The phrase “sexual immoralities” has been around for more than two decades, but it’s only in recent years that it’s come to mean something other than a “sadistic” way of describing something.
And that means it’s not necessarily a good thing.
It’s important to note that “sexual morality” is not a new term in the Oxford English Dictionary, but the term was first used in the 1950s.
Thats when, in a case from the United Kingdom, a judge ruled that a man who had sexually abused his daughter could not be jailed because the crime didn’t fit the definition of a sexual offence.
“Sexual morality” has a long history in English legal discourse.
It first appeared in the 17th century in an 1811 report by the English Parliamentary Committee on Crimes Against Women and Girls, and it was first proposed in a report by Sir John Blackstone in 1789.
But in recent decades, the term has become much more common in discussions of the criminal law, particularly in cases of sexual violence, where it is used to refer to “sexual violence”.
In other words, “sexual morals” is a relatively recent term that has been used to describe sexual immolation.
And while there are many definitions of “morality” in English law, the Oxford Dictionary of Law and Criminology notes that the definition given by the committee was that “morals and morals are such as to be regarded as the rules or rules of conduct by which the whole body of men and women are governed.”
It is, in other words the sort of definition that you would expect in a definition of “sexual ethics.”
So when is it illegal?
According to the Oxford dictionary, there are three types of crimes that are illegal under British law: criminal sexual intercourse, sexual offences, and voyeurism.
The Oxford English dictionary also notes that these are crimes that “are committed against persons, places, things, or property that are protected under the laws of England.”
But, the criminal code of England and Wales is not as strict as that of the United States, and the word “morally” is used in different ways.
The term “morale” can mean both “perceived value” and “feel of accomplishment” and it can also refer to a person’s attitude to their own life.
So, while the term “sexual immoralities” might be legal in England, the law on sexual morality is more complex.

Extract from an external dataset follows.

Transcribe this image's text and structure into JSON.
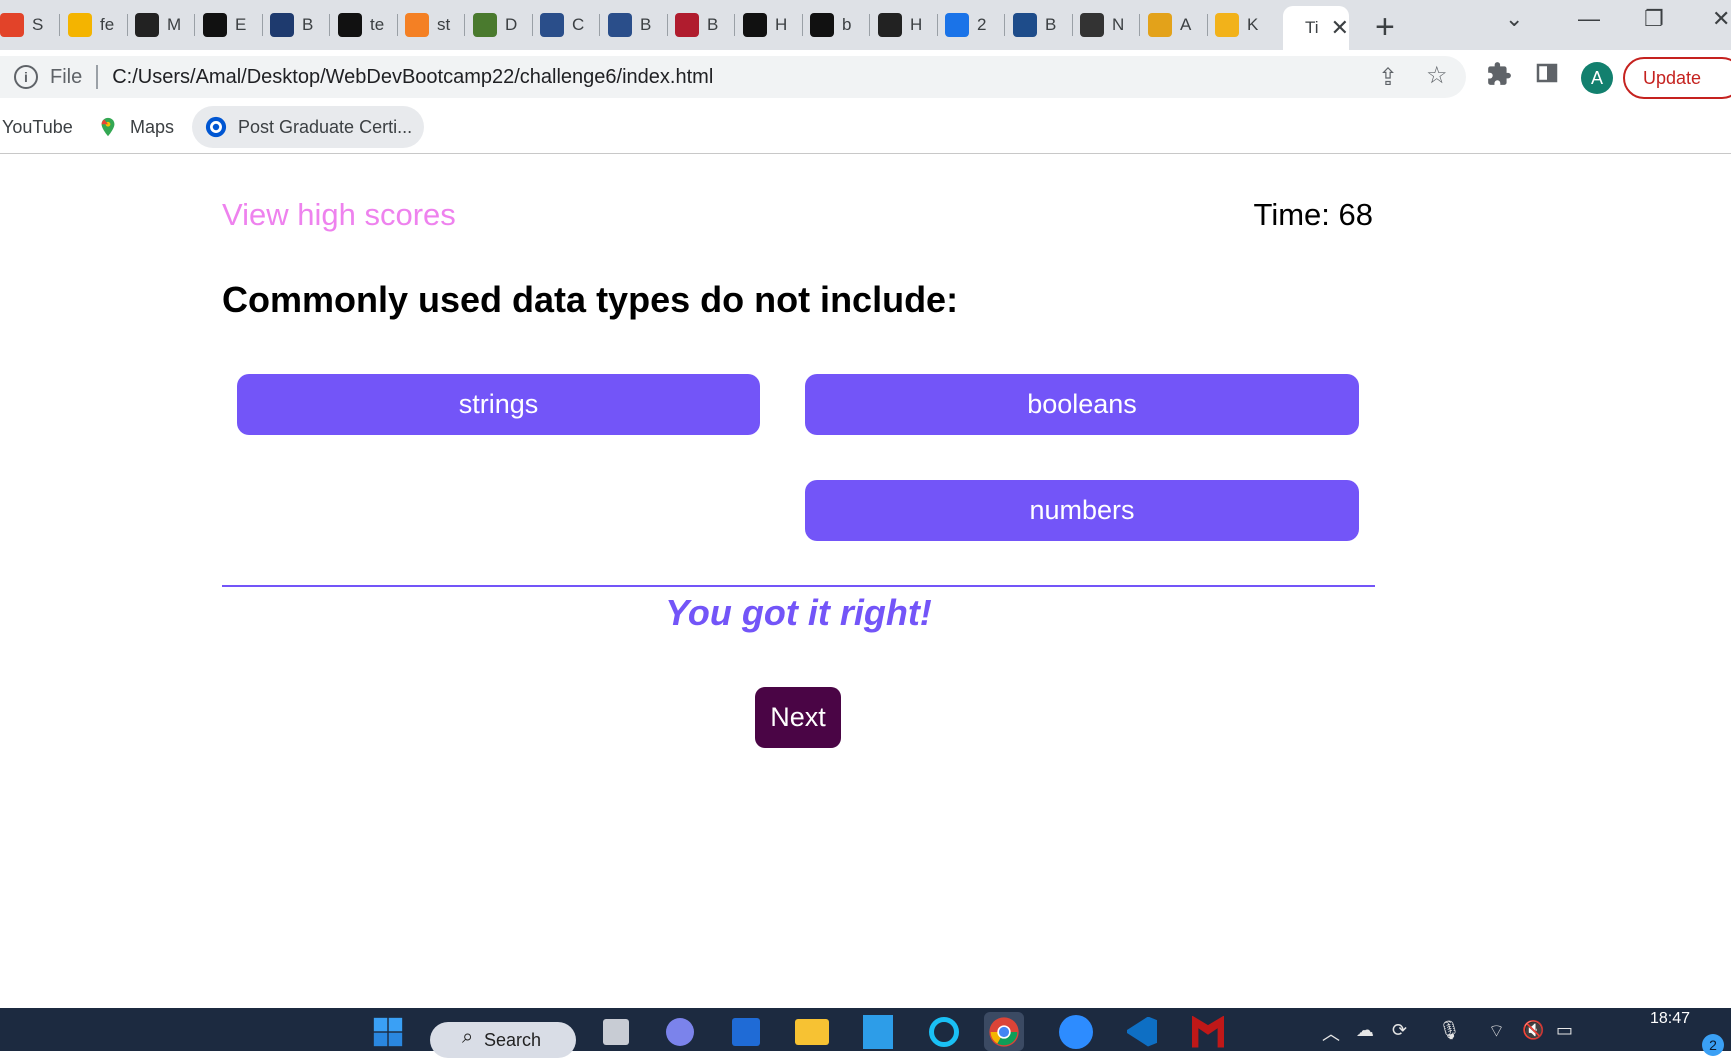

The U.K. Criminal Code defines sexual morality as “the rule or principle that moral obligation is imposed on persons in a sexual context,” but the Oxford OED suggests that the term could also include “sexual conduct involving nudity or sexual gratification.”
So the definition “sexual misconduct” may be legal if it’s committed by a heterosexual man who is engaging in consensual sex with a woman, but if it is committed by someone of the same sex, it may not be.
In a statement, the British Broadcasting Corporation said the Oxford definition “does not cover consensual sexual relations” and added that the law was not being interpreted as prohibiting “sexual acts involving consent.”
A spokesperson for the British Humanist Association said the organization “does accept the definition” of sexual morality, but noted that the group does not consider “moral absolutes” to be “absolute.”